** EXERCISE REQUIREMENTS **
A verbatim copy of the full data, with no pictures, is the expected answer.

*** Opening of MATERIAL PROVIDED ***

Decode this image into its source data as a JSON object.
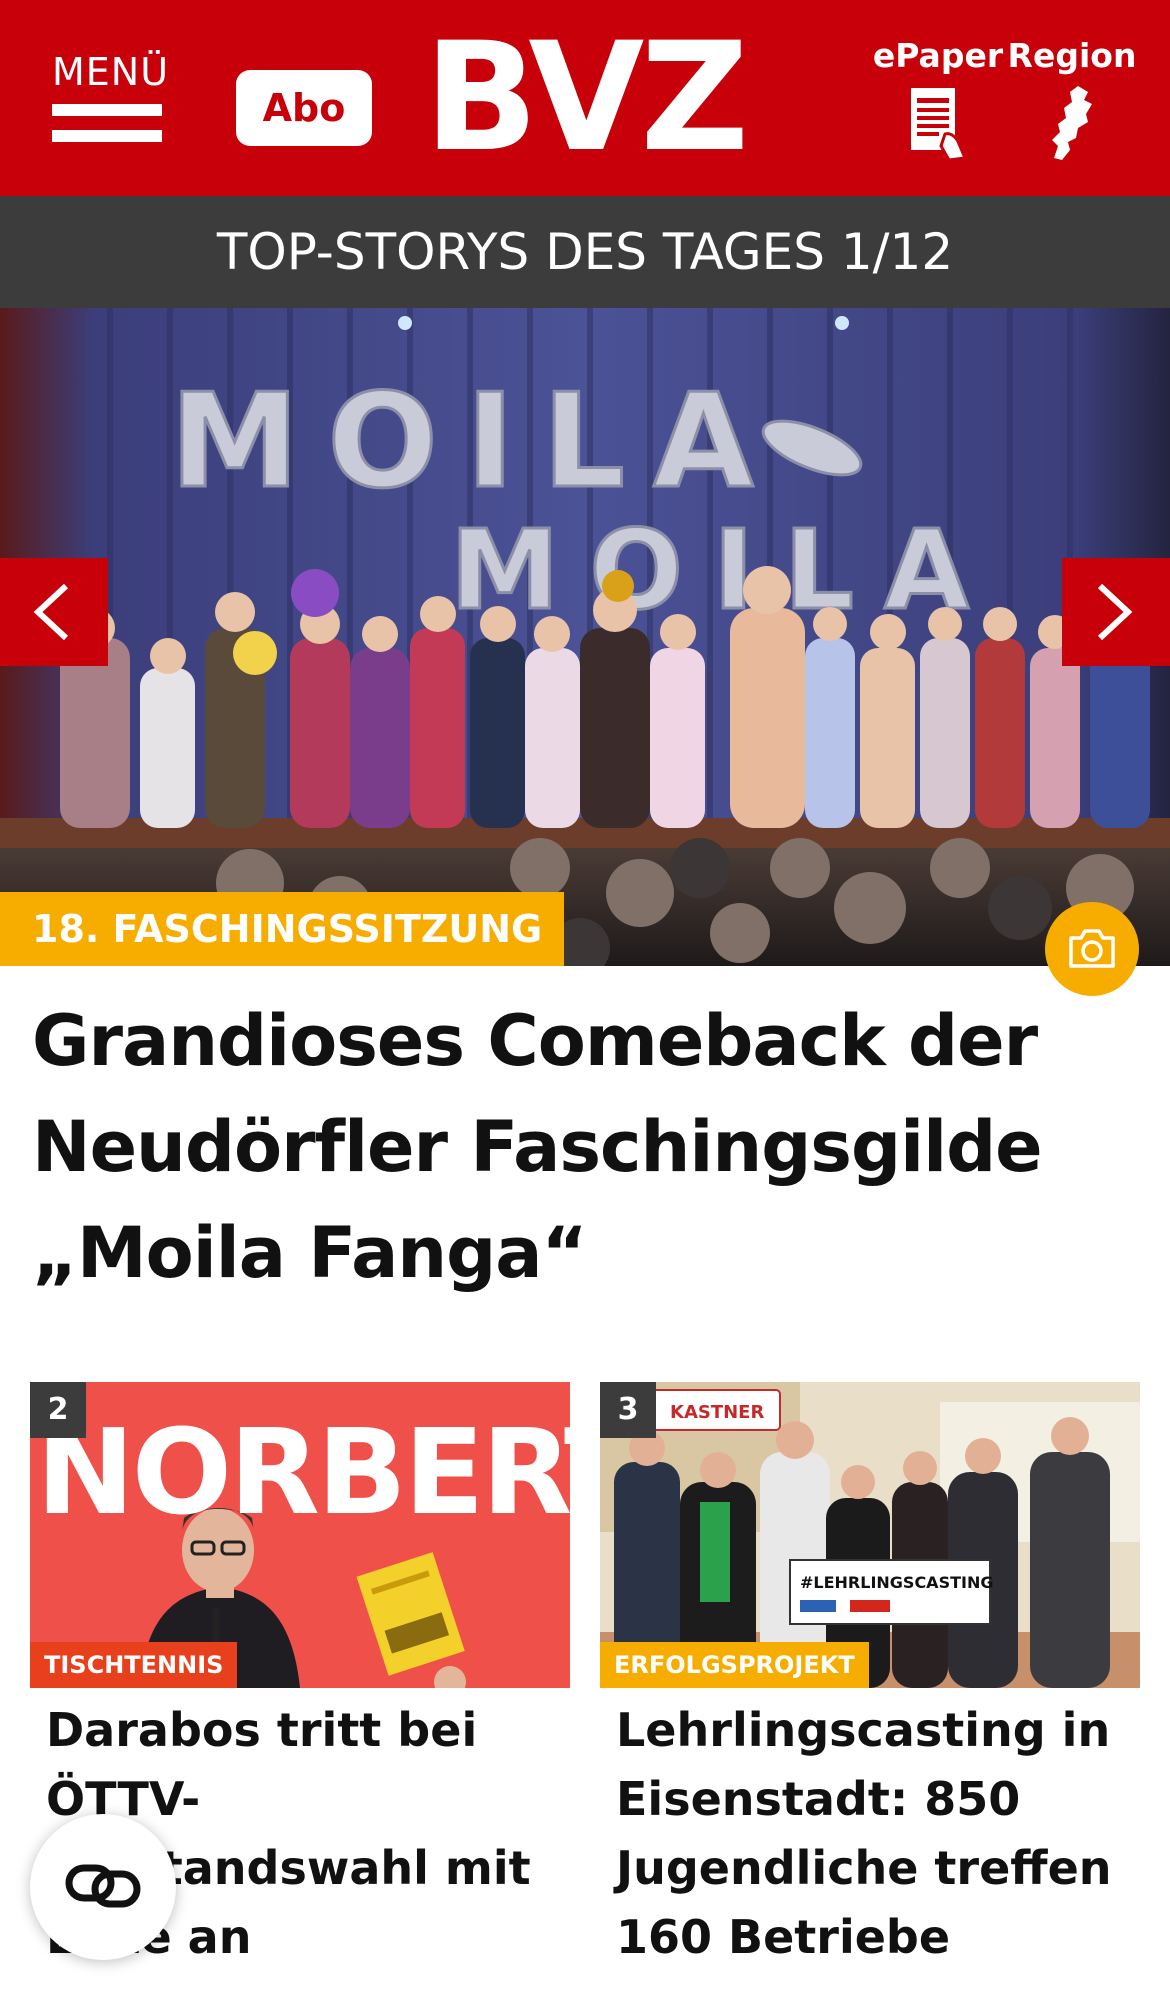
{
  "header": {
    "menu_label": "MENÜ",
    "abo_label": "Abo",
    "logo_text": "BVZ",
    "epaper_label": "ePaper",
    "region_label": "Region",
    "brand_color": "#c8000a"
  },
  "top_stories": {
    "heading": "TOP-STORYS DES TAGES 1/12"
  },
  "hero": {
    "kicker": "18. FASCHINGSSITZUNG",
    "title": "Grandioses Comeback der Neudörfler Faschingsgilde „Moila Fanga“",
    "image_text_row1": "MOILA",
    "image_text_row2": "MOILA",
    "accent_color": "#f7ad00"
  },
  "teasers": [
    {
      "rank": "2",
      "kicker": "TISCHTENNIS",
      "image_text": "NORBERT",
      "title": "Darabos tritt bei ÖTTV-Vorstandswahl mit Liste an"
    },
    {
      "rank": "3",
      "kicker": "ERFOLGSPROJEKT",
      "image_sign": "#LEHRLINGSCASTING",
      "image_banner": "KASTNER",
      "title": "Lehrlingscasting in Eisenstadt: 850 Jugendliche treffen 160 Betriebe"
    }
  ],
  "icons": {
    "menu": "hamburger-icon",
    "epaper": "epaper-icon",
    "region": "region-map-icon",
    "prev": "chevron-left-icon",
    "next": "chevron-right-icon",
    "camera": "camera-icon",
    "link": "link-icon"
  }
}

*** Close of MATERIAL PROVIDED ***

** WRITTEN SOLUTION **
Decode this image into its source data as a JSON object.
{
  "header": {
    "menu_label": "MENÜ",
    "abo_label": "Abo",
    "logo_text": "BVZ",
    "epaper_label": "ePaper",
    "region_label": "Region",
    "brand_color": "#c8000a"
  },
  "top_stories": {
    "heading": "TOP-STORYS DES TAGES 1/12"
  },
  "hero": {
    "kicker": "18. FASCHINGSSITZUNG",
    "title": "Grandioses Comeback der Neudörfler Faschingsgilde „Moila Fanga“",
    "image_text_row1": "MOILA",
    "image_text_row2": "MOILA",
    "accent_color": "#f7ad00"
  },
  "teasers": [
    {
      "rank": "2",
      "kicker": "TISCHTENNIS",
      "image_text": "NORBERT",
      "title": "Darabos tritt bei ÖTTV-Vorstandswahl mit Liste an"
    },
    {
      "rank": "3",
      "kicker": "ERFOLGSPROJEKT",
      "image_sign": "#LEHRLINGSCASTING",
      "image_banner": "KASTNER",
      "title": "Lehrlingscasting in Eisenstadt: 850 Jugendliche treffen 160 Betriebe"
    }
  ],
  "icons": {
    "menu": "hamburger-icon",
    "epaper": "epaper-icon",
    "region": "region-map-icon",
    "prev": "chevron-left-icon",
    "next": "chevron-right-icon",
    "camera": "camera-icon",
    "link": "link-icon"
  }
}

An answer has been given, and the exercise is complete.